Japan and the Economy: What You Need to Know (by Daniel Gross, Yahoo! Finance): A typically misleading mainstream media article on the potential impact of Japan's crisis on the US economy. Most telling is how the article does not even mention the fact that Japan is a significant buyer of US Treasuries, currently holds some $800 billion in them, and will likely not only have to stop buying them but sell off their stock in order to finance reconstruction. Also no mention of the way that Japan will likely begin importing significantly higher quantities of diesel in order to keep their lights on, thus pushing even higher demand on an oil market that already is stretched to its production limits.
The Vegetarian Myth (interview with Lierre Keith on Peak Moment Television): Interview with a former vegan on the myths of vegetarianism, specifically that it is a lifestyle that decreases violence by reducing harm to animals, when agriculture has proven to be one of the most biologically destructive processes ever designed by man. If you doubt this point, just look at the current condition of the so-called "Fertile Crescent" where agriculture began. Other points in this discussion will be the likely focus of a future post.
When the Lights Go Out (by Ashvin Padurangi, The Automatic Earth blog): Contrast this view with the Yahoo! Finance article above. I tend to take something more seriously when it doesn't ignore energy -- the lifeblood of the global industrial economy.
George Will: Driving a Wedge (by Don Plummer, The Trillium Patch, accessed on Energy Bulletin): I honestly didn't even bother to read the original Newsweek piece by Will cited in this article, but I'm all for anything that points George Will out as the fatuous gasbag that he truly is. Having lived in Westchester County and commuted by train daily, I can state with pretty reasonable confidence that many traveling via rail had a conservative perspective, and that they didn't see the train schedules as leading to any kind of "collectivism." It's probably more likely that they, like me, found the train to be a comfortable and convenient means of transportation.
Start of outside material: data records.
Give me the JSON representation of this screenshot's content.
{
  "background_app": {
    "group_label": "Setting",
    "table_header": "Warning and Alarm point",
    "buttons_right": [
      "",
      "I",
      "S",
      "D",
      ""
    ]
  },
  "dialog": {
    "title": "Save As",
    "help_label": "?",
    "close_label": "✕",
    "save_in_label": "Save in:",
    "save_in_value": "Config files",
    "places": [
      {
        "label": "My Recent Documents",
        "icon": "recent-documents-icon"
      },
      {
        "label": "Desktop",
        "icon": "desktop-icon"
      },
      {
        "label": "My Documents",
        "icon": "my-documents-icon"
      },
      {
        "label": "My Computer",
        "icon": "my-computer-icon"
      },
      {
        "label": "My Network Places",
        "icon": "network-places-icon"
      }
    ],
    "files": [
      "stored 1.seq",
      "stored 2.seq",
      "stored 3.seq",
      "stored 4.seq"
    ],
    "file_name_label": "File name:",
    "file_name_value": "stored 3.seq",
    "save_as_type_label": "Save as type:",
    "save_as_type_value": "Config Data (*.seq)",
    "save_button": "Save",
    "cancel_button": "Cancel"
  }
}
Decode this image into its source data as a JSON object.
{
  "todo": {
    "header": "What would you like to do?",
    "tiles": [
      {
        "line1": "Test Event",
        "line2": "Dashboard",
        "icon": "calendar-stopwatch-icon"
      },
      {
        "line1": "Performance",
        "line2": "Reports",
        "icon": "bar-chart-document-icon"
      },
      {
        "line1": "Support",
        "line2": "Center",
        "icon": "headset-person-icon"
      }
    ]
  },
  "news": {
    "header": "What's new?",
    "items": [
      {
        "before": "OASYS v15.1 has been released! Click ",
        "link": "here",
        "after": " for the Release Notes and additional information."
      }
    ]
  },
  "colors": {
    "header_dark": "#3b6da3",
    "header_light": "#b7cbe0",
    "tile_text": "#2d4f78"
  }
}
The Limits of Incantation (by John Michael Greer, The Archdruid Report, accessed on Energy Bulletin): Greer describes how Americans seem to believe that incantation can relieve us from our current and future predicaments surrounding the availability of cheap, dense energy. It seems to mirror some of the things that I wrote about in a recent post, American Ignorance on Energy, Part One, as well as a much older post (and one of my own personal favorites), The Myths of Historical Positivism.